As we approach the irrigation season, we see more and more homeowners, commercial properties, and municipal parks who are using natural water sources for irrigation.
Homeowners with access to a lake, pond, or even a well will prefer to use the free water over paying to use city water for irrigation. When using surface water, it is recommended to install a filter after the pump to protect the irrigation system. Without a filter, the turf will suffer from dryness, bed areas will have a shortage of water, and all of your investments on landscape may be lost.
How do I choose a filter?
Filters, just like other irrigation devices, can be purchased from your local irrigation supplier. Filters are available as a simple manual plastic filter as small as ¾” inlet/outlet for small zones, or automatic filters from 2”, 3” and 4” to protect the whole system.
Main filters generally use 130 – 200 micron screen elements, while secondary filters (e.g. drip zones) generally use 100 micron screen elements. It is very important to know the flow rate so your irrigation supplier can provide the correct filter size for your application.
Which filtration grade is right for me?
Screen elements are available between 80 micron (200 mesh) and 500 micron (30 mesh). The screen elements are color coded for easy recognition of the filtration grade.
How often does the filter need to be cleaned?
The answer depends upon the type of filter:
• Manual filters
• Semi-automatic filters
• Automatic self-cleaning filters
During the summer when a filter is used consistently, the homeowner or irrigation contractor will have to open a manual filter once a week to see if the screen needs to be cleaned.
For the semi-automatic filters, it is easy to know when cleaning is required thanks to the Clogging Indicator Kit (CIK). Semi-automatic filters include a brush or suction-scanner to enable cleaning to be performed without having to open the filter, but still require someone to perform the cleaning function.
Automatic self-cleaning filters do not require any manual work to clean the screen element from debris buildup. Automatic filters will flush periodically based on differential pressure (DP) between the filter inlet and outlet. In addition to saving you time to check and clean the filter, an automatic filter ensures that water continues to flow downstream without interruption.
How expensive are filters?
Filter prices for each irrigation application can vary widely. A simple manual plastic filter can be as low as $20, while a fully automatic self-cleaning filter could cost $2,500 or more. But installing a filter is highly recommended to protect your investment on the irrigation system, as well as to protect your turf and your flowers.
Where can I buy a filter?

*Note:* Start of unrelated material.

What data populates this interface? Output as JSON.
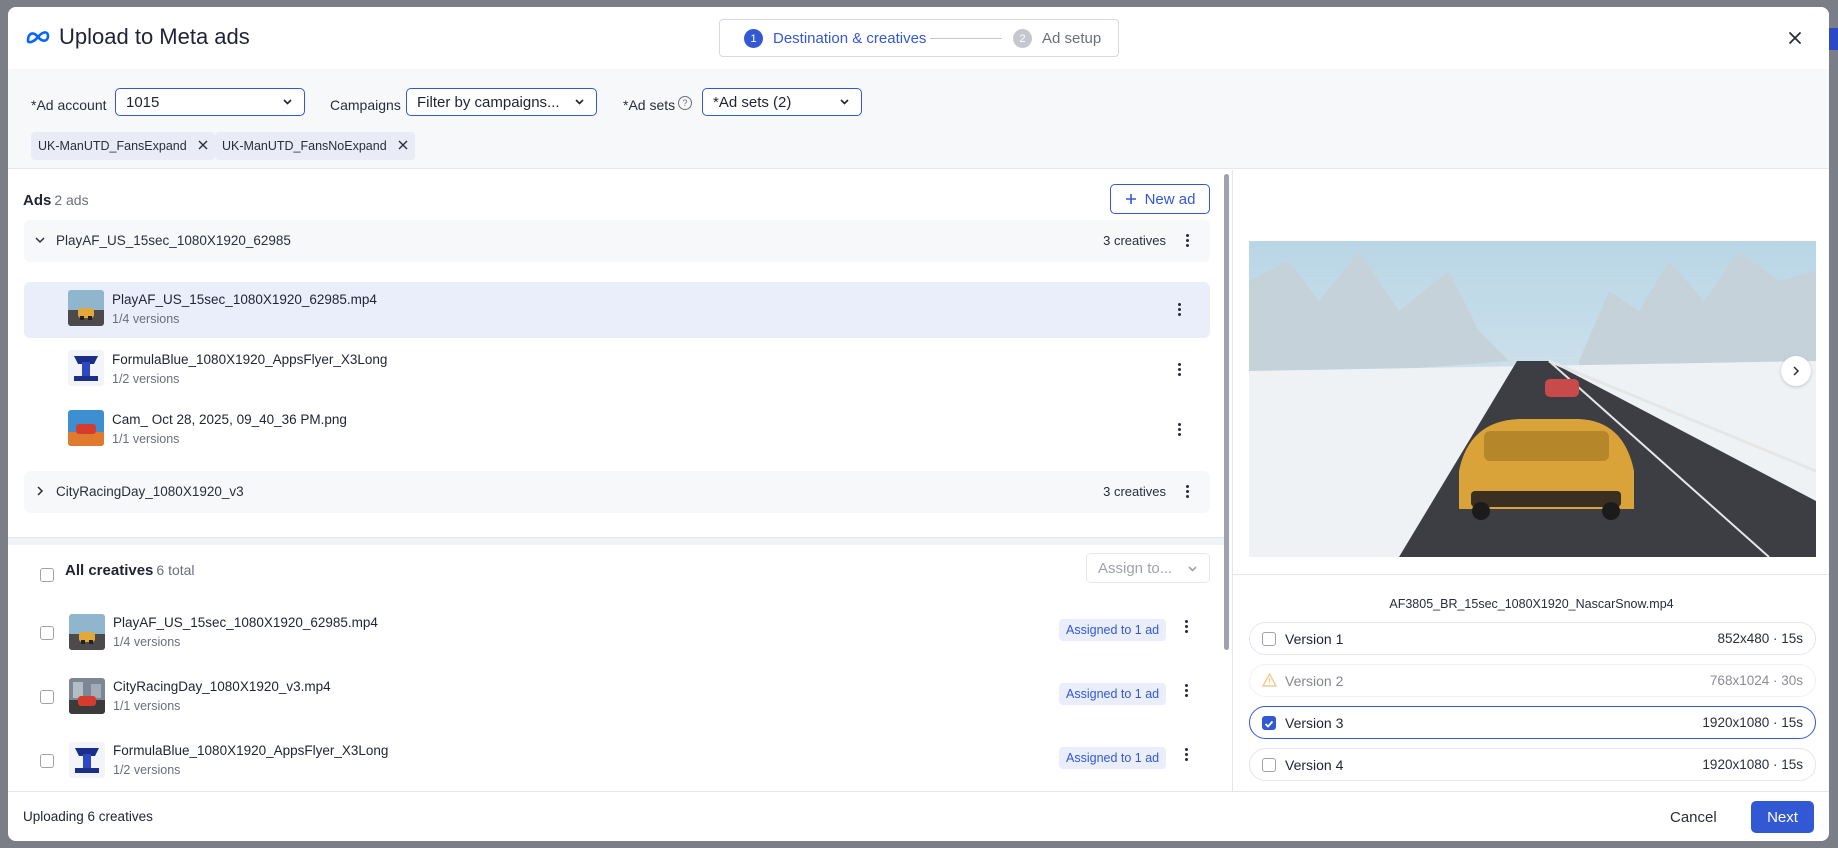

Amiad has a full range of manual, semi-automatic and automatic filters which can be purchased from your local irrigation distributor. For further assistance in determining which filter is ideal for your application, or for assistance in locating an Amiad distributor in the USA / Canada, contact one of Amiad’s Irrigation Sales Managers here.